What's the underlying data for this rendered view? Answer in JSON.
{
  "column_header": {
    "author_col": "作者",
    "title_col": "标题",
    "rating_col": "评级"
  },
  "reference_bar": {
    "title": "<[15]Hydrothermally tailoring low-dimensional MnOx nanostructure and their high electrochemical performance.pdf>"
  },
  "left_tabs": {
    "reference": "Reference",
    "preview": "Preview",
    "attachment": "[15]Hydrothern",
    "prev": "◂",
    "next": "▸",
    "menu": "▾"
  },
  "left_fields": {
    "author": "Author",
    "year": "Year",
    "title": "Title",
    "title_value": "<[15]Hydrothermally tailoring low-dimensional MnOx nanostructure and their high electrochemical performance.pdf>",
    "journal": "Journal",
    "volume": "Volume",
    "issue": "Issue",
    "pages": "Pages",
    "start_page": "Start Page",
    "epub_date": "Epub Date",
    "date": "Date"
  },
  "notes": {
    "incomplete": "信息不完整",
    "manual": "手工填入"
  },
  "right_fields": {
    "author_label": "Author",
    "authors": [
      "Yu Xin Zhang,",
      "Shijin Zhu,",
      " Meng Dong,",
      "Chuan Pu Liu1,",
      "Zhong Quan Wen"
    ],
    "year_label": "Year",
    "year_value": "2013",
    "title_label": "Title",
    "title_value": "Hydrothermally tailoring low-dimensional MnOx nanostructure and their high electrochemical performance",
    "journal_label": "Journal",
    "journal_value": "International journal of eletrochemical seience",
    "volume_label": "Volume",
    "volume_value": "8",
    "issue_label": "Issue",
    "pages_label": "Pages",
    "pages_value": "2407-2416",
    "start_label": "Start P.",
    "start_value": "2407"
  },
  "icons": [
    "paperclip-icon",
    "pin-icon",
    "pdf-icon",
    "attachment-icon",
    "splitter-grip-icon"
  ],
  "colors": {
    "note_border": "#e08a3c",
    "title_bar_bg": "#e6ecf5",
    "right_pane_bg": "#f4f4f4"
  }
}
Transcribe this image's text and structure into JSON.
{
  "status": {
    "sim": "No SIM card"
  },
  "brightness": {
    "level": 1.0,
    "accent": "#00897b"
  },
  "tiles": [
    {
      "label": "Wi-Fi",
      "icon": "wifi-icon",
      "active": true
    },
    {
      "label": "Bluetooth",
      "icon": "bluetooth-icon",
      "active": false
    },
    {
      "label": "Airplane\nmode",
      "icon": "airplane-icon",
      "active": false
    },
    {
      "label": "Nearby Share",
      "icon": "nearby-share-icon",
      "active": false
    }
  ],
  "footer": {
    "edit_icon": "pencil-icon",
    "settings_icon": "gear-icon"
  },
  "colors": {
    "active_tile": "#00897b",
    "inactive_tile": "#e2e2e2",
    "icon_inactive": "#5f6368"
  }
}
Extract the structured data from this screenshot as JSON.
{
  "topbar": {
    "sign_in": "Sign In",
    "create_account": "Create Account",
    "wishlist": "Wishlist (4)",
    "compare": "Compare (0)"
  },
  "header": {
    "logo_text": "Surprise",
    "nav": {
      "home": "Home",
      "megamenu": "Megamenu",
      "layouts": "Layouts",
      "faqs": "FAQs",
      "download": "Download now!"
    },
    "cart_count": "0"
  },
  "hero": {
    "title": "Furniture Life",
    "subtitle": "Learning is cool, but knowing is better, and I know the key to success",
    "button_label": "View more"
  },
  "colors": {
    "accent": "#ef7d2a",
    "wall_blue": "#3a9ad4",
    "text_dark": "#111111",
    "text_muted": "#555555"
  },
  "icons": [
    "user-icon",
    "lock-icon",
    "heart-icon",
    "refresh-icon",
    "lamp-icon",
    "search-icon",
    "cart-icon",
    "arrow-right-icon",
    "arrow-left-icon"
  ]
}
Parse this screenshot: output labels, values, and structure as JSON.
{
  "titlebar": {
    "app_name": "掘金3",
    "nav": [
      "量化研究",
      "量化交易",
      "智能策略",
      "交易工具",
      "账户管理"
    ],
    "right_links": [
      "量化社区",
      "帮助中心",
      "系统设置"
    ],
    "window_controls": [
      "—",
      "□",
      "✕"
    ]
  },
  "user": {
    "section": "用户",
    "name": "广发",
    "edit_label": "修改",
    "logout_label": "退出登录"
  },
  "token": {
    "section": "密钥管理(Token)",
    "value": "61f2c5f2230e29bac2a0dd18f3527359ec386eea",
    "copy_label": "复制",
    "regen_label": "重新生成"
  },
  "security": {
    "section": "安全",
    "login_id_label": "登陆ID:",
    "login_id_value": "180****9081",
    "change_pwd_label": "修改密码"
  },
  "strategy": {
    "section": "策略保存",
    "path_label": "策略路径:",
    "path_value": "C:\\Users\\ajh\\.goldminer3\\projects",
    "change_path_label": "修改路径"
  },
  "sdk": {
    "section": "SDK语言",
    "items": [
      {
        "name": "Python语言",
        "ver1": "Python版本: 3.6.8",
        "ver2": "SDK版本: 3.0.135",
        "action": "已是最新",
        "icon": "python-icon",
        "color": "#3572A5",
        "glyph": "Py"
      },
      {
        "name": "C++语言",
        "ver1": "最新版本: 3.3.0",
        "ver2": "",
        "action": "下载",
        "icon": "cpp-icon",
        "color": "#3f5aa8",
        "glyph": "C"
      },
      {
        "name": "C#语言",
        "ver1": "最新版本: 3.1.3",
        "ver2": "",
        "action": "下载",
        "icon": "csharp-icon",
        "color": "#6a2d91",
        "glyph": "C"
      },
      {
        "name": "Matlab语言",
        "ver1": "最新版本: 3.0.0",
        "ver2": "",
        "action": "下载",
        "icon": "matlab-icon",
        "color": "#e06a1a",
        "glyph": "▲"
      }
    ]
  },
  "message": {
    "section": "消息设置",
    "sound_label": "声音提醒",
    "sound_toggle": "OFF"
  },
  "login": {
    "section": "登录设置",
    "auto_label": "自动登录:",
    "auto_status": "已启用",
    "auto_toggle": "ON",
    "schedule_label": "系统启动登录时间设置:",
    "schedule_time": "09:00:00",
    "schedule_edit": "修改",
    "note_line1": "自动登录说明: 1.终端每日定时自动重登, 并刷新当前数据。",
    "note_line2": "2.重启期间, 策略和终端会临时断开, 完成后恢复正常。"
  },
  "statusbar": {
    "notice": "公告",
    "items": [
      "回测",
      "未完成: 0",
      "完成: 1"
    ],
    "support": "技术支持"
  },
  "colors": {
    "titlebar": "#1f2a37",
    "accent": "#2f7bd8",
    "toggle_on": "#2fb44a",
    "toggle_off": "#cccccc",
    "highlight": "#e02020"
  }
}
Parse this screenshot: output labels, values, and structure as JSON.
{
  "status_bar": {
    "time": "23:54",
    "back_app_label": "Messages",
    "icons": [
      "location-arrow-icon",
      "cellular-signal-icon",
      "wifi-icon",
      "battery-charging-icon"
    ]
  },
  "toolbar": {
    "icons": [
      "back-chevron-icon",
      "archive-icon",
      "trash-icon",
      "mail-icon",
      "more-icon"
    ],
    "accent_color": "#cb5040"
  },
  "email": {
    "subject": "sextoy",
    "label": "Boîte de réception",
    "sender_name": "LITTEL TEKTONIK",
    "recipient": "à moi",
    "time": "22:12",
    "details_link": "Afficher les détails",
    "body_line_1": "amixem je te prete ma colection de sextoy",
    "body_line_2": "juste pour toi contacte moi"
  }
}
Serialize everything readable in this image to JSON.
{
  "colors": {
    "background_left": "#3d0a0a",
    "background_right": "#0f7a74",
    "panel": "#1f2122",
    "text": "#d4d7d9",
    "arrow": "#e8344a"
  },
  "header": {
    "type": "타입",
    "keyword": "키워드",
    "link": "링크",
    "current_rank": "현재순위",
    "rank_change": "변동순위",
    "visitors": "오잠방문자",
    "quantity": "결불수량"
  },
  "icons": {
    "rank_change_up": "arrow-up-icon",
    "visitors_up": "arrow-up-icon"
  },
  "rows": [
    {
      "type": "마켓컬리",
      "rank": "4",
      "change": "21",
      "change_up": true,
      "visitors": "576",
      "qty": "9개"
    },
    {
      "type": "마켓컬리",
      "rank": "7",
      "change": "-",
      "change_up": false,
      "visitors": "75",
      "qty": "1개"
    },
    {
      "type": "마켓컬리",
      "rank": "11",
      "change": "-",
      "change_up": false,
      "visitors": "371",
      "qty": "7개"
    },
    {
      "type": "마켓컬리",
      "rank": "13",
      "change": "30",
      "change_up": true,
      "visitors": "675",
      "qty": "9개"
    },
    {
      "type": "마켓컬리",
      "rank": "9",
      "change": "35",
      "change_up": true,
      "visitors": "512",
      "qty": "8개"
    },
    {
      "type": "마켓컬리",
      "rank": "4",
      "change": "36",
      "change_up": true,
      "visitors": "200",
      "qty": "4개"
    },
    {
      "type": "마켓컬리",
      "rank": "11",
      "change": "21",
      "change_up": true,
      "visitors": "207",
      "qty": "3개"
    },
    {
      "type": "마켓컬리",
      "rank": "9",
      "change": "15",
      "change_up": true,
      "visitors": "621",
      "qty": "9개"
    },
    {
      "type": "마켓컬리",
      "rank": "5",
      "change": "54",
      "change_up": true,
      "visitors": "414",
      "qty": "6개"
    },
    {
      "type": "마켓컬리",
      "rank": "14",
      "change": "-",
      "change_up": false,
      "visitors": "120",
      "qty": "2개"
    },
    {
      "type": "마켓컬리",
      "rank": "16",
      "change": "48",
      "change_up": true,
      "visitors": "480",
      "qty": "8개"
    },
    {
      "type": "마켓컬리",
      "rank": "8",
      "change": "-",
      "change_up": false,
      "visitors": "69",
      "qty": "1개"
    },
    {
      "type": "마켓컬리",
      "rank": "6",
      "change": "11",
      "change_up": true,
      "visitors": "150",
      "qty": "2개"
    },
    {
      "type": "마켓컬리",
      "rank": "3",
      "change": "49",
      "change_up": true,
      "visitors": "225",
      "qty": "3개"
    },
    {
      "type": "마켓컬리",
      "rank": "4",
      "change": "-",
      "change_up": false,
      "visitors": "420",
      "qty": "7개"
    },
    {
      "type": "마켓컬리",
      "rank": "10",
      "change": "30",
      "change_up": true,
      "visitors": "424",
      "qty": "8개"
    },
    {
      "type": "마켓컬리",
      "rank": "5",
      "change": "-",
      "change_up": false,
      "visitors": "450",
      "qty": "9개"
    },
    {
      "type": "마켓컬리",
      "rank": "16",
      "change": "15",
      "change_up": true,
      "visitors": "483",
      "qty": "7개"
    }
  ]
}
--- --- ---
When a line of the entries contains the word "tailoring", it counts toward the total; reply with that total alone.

### EXERCISE OUTPUT
3